Exercise brief:
Which lines of the records below contain the word "Handheld"? Copy each of them out.

Given entries:

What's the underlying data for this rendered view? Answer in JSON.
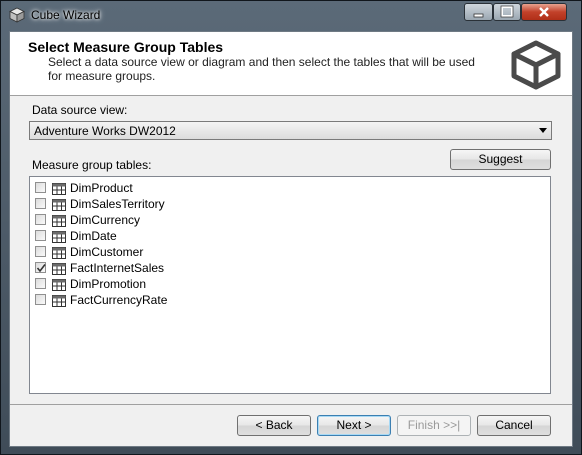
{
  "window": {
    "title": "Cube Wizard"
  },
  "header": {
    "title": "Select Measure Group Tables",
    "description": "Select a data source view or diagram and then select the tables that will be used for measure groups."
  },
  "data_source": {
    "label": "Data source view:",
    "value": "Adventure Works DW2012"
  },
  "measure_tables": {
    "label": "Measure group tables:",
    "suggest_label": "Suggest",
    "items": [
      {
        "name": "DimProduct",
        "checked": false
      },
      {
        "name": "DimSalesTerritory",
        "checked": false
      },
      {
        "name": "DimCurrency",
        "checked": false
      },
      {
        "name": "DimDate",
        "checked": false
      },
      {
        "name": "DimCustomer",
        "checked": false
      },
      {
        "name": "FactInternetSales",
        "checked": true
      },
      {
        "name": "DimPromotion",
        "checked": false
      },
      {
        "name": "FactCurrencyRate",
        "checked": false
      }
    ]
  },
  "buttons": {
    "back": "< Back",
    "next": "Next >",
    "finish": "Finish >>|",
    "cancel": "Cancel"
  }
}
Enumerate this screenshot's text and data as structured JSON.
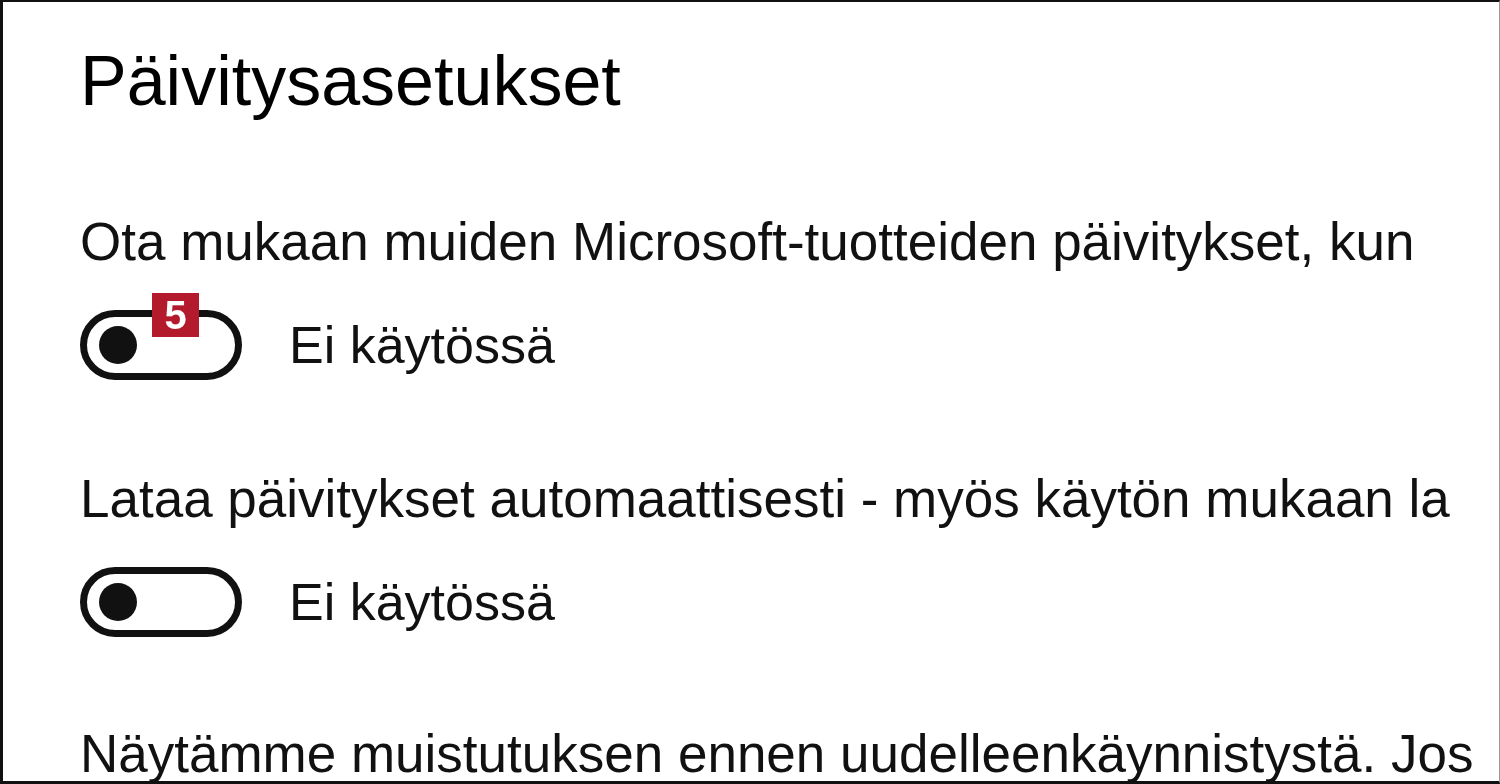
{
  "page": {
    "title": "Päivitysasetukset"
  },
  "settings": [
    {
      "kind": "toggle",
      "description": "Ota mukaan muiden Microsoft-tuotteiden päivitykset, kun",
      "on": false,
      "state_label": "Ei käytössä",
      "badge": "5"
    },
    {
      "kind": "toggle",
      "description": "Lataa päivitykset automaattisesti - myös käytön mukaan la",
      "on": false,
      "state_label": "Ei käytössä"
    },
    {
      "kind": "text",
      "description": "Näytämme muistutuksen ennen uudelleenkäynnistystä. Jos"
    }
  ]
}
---
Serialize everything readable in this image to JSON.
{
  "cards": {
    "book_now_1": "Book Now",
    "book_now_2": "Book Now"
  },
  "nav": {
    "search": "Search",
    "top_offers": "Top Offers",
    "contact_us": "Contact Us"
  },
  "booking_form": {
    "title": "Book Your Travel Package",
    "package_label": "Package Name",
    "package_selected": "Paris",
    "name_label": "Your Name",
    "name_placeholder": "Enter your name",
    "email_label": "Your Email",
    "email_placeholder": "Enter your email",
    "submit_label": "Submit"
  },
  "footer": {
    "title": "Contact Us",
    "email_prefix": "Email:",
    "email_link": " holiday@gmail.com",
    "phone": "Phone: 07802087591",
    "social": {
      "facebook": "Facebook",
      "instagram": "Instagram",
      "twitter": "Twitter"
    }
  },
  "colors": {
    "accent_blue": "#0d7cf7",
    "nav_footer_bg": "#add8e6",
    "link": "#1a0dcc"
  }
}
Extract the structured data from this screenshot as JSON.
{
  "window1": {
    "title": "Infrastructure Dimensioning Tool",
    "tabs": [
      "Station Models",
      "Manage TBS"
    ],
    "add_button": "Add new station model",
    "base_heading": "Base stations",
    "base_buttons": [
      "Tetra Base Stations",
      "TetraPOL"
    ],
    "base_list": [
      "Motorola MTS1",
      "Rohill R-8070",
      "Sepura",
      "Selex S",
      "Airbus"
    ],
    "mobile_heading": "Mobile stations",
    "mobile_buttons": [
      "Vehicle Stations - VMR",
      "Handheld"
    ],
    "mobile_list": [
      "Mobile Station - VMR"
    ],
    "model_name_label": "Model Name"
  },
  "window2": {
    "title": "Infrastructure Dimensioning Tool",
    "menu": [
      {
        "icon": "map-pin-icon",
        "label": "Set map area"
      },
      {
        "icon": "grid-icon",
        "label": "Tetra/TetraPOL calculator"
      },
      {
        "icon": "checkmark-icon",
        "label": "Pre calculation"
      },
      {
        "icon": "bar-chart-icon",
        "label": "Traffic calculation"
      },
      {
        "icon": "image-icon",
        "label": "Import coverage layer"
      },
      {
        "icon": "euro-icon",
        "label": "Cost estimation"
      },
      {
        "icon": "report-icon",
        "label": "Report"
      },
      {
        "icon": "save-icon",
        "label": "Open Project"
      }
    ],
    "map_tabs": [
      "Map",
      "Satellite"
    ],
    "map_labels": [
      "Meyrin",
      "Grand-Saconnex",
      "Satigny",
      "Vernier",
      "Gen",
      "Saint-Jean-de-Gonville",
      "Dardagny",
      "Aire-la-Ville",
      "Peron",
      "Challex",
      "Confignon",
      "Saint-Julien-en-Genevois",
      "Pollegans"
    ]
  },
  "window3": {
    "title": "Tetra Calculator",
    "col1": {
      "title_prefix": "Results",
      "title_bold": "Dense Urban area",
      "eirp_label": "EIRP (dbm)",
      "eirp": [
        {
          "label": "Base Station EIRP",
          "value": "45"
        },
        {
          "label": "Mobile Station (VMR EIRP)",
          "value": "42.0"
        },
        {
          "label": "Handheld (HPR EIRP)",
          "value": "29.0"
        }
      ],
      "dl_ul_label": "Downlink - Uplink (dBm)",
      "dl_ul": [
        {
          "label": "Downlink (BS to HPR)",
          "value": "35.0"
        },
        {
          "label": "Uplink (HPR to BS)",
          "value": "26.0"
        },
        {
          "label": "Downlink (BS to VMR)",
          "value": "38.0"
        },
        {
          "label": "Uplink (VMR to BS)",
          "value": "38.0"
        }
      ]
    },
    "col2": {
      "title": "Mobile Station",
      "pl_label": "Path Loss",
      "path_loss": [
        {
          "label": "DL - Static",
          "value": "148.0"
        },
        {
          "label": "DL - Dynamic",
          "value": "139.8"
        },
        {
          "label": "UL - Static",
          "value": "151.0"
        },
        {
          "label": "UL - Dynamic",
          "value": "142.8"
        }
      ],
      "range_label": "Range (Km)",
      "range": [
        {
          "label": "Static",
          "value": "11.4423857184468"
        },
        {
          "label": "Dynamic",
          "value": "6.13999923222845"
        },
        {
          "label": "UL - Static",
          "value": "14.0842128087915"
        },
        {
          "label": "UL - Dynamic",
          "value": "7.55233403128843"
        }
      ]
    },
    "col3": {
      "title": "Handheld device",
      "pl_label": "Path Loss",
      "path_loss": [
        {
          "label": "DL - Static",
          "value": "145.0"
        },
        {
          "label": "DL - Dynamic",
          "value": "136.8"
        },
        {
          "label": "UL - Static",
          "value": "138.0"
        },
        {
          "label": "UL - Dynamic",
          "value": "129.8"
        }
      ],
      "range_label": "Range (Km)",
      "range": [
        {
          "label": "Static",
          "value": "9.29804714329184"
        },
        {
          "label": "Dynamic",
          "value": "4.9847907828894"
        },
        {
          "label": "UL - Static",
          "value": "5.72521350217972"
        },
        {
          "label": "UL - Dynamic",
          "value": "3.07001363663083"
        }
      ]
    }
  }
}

Answer to the problem:
      "Handheld"
          "label": "Handheld (HPR EIRP)",
      "title": "Handheld device",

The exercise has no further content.